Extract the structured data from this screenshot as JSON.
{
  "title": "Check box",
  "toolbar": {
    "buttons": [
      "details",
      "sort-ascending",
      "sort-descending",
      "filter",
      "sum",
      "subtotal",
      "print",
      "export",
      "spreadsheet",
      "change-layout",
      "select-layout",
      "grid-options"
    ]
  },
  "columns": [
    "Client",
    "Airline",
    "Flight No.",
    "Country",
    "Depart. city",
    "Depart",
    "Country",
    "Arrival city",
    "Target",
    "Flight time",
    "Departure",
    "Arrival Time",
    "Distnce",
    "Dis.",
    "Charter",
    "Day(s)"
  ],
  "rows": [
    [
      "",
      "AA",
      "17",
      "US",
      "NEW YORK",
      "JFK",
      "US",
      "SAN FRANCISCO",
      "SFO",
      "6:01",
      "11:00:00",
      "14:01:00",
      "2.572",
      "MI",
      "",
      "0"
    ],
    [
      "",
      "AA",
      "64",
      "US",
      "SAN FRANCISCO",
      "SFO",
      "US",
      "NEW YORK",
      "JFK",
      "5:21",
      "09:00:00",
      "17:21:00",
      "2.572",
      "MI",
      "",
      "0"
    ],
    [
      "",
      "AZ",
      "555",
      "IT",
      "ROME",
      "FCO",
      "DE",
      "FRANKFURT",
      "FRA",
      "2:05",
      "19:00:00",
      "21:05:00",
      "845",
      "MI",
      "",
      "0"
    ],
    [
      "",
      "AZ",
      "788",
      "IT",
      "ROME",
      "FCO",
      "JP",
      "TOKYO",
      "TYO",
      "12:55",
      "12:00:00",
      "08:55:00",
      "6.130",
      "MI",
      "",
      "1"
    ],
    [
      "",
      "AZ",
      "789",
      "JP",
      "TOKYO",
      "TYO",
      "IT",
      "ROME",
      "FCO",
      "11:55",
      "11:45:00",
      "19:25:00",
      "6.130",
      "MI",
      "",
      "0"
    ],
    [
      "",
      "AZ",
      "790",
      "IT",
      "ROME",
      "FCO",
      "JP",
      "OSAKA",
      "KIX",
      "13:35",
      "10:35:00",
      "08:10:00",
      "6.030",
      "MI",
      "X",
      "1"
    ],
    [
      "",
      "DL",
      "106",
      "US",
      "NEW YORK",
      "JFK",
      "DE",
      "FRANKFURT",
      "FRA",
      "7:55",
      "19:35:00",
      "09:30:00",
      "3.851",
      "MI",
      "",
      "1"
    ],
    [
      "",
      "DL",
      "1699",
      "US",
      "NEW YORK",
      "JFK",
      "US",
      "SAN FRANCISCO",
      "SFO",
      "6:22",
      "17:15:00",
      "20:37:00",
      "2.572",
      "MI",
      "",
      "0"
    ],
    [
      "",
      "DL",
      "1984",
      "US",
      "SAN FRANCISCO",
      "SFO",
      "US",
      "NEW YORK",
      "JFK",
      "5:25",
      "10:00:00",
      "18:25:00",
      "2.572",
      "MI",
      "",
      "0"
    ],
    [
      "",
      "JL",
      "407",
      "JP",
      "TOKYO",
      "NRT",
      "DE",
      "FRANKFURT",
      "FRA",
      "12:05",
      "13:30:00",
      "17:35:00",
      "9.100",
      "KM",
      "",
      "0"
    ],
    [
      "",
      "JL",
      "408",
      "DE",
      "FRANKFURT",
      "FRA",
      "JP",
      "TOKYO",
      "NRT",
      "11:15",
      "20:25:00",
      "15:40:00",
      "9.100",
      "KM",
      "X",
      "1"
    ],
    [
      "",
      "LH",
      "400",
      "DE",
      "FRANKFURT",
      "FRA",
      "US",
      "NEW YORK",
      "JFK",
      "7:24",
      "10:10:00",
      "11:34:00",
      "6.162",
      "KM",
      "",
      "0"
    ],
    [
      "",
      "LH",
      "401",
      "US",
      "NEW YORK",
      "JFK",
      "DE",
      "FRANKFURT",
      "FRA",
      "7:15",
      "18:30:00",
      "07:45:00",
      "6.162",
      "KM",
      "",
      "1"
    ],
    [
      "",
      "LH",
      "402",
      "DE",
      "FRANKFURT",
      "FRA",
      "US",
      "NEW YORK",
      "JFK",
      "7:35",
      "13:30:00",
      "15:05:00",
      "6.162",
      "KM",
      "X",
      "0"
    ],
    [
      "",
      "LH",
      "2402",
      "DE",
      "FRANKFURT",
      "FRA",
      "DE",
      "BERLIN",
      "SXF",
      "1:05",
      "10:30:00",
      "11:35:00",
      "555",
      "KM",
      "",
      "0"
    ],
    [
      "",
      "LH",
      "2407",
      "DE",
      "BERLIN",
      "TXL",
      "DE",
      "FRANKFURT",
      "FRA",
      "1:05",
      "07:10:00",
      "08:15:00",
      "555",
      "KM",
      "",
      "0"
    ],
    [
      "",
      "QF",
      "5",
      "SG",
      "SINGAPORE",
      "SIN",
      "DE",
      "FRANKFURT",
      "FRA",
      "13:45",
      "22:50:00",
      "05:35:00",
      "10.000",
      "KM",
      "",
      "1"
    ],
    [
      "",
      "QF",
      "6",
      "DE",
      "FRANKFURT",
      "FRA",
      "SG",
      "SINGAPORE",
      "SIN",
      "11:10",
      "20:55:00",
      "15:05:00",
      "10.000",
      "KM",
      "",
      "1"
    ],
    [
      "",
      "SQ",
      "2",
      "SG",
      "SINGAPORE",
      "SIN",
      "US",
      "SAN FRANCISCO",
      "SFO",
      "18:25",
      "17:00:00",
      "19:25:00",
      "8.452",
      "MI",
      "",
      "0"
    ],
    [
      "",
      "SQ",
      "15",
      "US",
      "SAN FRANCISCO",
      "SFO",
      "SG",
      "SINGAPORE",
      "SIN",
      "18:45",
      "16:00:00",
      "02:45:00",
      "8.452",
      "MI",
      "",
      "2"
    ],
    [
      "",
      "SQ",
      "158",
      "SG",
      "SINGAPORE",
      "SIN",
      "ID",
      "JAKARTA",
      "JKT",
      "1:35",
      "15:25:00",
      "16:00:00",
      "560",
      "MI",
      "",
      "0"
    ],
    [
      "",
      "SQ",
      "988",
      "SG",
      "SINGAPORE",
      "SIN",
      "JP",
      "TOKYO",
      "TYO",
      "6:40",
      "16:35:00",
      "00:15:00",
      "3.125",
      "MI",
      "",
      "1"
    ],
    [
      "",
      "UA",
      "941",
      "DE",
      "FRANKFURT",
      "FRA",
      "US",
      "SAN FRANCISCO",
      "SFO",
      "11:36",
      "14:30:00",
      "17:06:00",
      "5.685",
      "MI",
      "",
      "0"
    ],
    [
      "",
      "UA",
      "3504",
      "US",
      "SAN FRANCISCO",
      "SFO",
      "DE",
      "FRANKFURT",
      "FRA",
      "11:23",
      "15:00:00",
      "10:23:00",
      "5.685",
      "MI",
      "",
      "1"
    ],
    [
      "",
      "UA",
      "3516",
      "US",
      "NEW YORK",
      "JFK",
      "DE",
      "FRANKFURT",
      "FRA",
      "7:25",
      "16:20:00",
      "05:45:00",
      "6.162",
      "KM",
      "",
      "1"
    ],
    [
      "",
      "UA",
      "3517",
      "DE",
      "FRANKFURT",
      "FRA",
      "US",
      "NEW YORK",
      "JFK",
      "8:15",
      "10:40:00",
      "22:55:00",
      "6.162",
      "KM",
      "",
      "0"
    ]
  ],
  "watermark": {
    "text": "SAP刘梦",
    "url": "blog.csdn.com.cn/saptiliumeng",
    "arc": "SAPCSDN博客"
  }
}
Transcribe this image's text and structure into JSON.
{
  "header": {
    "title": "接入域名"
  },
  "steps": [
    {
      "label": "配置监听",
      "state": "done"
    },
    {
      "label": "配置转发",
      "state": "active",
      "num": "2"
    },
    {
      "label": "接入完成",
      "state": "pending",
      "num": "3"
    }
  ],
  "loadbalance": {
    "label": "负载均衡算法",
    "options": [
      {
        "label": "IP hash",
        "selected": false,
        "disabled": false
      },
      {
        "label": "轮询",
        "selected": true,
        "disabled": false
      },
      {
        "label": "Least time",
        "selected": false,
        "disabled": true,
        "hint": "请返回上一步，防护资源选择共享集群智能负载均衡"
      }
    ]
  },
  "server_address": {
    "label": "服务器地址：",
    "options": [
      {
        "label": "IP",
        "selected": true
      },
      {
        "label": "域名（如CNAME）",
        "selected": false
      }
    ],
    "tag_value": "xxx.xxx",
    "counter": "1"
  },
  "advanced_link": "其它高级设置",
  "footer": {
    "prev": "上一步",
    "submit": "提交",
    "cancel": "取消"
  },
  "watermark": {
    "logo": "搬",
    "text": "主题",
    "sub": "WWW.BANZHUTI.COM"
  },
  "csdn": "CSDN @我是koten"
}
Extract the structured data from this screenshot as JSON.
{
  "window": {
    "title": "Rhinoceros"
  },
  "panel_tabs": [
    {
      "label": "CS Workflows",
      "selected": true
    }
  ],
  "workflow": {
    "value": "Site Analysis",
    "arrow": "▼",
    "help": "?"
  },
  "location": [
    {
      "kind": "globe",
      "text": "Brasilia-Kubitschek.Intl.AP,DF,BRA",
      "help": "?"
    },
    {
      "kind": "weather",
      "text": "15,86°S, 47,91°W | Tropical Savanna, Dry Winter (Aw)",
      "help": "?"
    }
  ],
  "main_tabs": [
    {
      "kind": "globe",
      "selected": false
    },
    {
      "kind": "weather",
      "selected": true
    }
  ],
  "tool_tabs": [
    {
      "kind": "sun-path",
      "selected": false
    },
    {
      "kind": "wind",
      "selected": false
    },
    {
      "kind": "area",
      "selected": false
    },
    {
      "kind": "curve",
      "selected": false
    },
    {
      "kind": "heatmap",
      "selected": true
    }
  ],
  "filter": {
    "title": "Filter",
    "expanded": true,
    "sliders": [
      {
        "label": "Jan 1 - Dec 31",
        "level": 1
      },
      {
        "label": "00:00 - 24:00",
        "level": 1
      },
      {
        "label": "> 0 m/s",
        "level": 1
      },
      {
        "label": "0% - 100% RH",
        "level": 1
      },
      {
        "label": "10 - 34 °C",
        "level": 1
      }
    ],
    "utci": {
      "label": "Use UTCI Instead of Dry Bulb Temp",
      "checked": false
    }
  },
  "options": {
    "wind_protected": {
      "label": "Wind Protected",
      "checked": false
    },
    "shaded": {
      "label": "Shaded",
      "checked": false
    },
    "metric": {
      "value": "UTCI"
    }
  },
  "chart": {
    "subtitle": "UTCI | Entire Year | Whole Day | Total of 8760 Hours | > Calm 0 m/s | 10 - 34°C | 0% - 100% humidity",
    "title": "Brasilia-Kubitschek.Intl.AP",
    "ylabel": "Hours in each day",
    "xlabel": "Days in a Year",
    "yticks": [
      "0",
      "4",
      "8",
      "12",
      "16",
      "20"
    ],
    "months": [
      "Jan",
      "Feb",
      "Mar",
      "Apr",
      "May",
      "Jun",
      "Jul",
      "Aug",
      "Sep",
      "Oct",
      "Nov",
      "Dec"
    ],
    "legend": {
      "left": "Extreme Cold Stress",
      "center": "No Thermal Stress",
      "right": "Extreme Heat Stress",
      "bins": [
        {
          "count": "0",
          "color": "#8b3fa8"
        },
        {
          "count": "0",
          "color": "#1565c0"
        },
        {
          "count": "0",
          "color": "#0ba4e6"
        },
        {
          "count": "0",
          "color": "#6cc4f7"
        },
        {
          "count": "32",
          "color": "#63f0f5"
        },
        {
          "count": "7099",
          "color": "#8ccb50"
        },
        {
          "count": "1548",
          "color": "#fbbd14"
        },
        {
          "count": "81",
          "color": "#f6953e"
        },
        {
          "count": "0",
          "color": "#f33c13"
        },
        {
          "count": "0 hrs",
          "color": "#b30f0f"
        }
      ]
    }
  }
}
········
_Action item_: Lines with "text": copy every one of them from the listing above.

_Answer_:
    "text": "SAP刘梦",
Transcribe this image's text and structure into JSON.
    "text": "主题",
      "text": "Brasilia-Kubitschek.Intl.AP,DF,BRA",
      "text": "15,86°S, 47,91°W | Tropical Savanna, Dry Winter (Aw)",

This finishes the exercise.